- Blood drive coordinator/recruiter
- Disaster Action Team member
- Health and Safety Instructor
- Community Organizer
- Armed Forces Case Worker
The YMCA is another one of the nation’s leading volunteer organizations. The purpose of the YMCA is to offer space and resources for youth and community development. The YMCA is unique in that its aim is to foster the development of the whole person, body, mind, and spirit, and to make this holistic development widely accessible to all members of all communities. The YMCA also strives to instill a sense of social responsibility in young people and encourage them to give back to their communities. As a volunteer you may be asked to serve in some of these ways:
- Childcare provider
- Hobby leader
- Healthy eating and lifestyle instructor
- Special events coordinator
Nursing Homes and Hospice
In nursing homes and hospice care facilities you will have the opportunity to interact with residents and those who are in need of significant medical care.

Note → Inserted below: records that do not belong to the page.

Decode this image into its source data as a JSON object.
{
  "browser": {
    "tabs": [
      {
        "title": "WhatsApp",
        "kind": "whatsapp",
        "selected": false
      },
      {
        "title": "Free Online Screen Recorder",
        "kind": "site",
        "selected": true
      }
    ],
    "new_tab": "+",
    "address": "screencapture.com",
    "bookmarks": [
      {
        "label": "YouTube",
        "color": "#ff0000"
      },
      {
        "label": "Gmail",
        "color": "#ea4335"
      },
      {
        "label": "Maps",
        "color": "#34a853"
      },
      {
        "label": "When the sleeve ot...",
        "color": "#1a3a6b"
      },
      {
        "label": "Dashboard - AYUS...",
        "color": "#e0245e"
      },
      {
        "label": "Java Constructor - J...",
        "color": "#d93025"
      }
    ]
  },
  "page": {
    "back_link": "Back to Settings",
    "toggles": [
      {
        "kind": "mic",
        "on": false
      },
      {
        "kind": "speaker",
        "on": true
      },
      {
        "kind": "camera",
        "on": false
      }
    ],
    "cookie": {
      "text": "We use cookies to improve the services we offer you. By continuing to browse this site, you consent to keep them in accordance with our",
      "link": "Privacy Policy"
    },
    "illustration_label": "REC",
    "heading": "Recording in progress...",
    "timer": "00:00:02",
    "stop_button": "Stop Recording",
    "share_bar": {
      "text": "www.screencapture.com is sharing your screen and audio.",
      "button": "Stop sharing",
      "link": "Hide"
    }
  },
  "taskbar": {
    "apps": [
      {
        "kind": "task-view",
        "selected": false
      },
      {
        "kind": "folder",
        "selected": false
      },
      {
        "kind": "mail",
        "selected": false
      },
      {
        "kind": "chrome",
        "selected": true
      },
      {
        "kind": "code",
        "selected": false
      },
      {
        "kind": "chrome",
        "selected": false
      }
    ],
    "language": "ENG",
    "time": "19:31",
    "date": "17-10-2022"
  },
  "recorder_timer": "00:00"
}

Most of the volunteer work that occurs within these settings is a ministry of presence — simply being with people. Nursing homes are staffed, but the staff doesn’t have a significant amount of spare time to dedicate to conversing with the residents, socializing with them, helping them with activities and recreation, and simply listening to them. This is some of the most important and meaningful work that takes place in a nursing home and hospice care because it offers real human dignity to the residents. As a volunteer you may be asked to serve in some of these ways:
- Planning and leading games and activities
- Creating a social calendar and coordinating social events
- Visiting with and listening to residents
- Accompanying residents from one place to another
RAINN is the Rape, Abuse, & Incest National Network. RAINN is the largest nonprofit anti-sexual assault organization in the United States and exists to provide help and hope to victims of sexual abuse. They operate the National Sexual Assault Hotline (800.656.HOPE) in partnership with local sexual assault service providers across the country. The work to prevent sexual violence, help survivors, and ensure that perpetrators are brought to justice. As a volunteer you may be asked to serve in some of these ways:
- Become a trained crisis hotline volunteer
- Volunteer in your local community with a sexual assault support organization
- Organize an awareness event or fundraiser to support RAINN
Get started volunteering today!
Volunteering with any one of these (or countless other) organizations will provide you with the opportunity to give back to your community, make a difference, and simultaneously explore a potential area of social work practice. Although as a professional social worker you will have more responsibility and a more involved role, volunteering helps you to narrow down your specialization or area of interest by allowing you to interact with several different populations and groups and get a feel for each.
So, before declaring a specialization as part of your MSW, get out there and make a difference in the lives of those around you!
Want to take a deeper dive into what it takes to begin a career in social work? Explore our resource — The Guide to Launching Your Career in Social Work.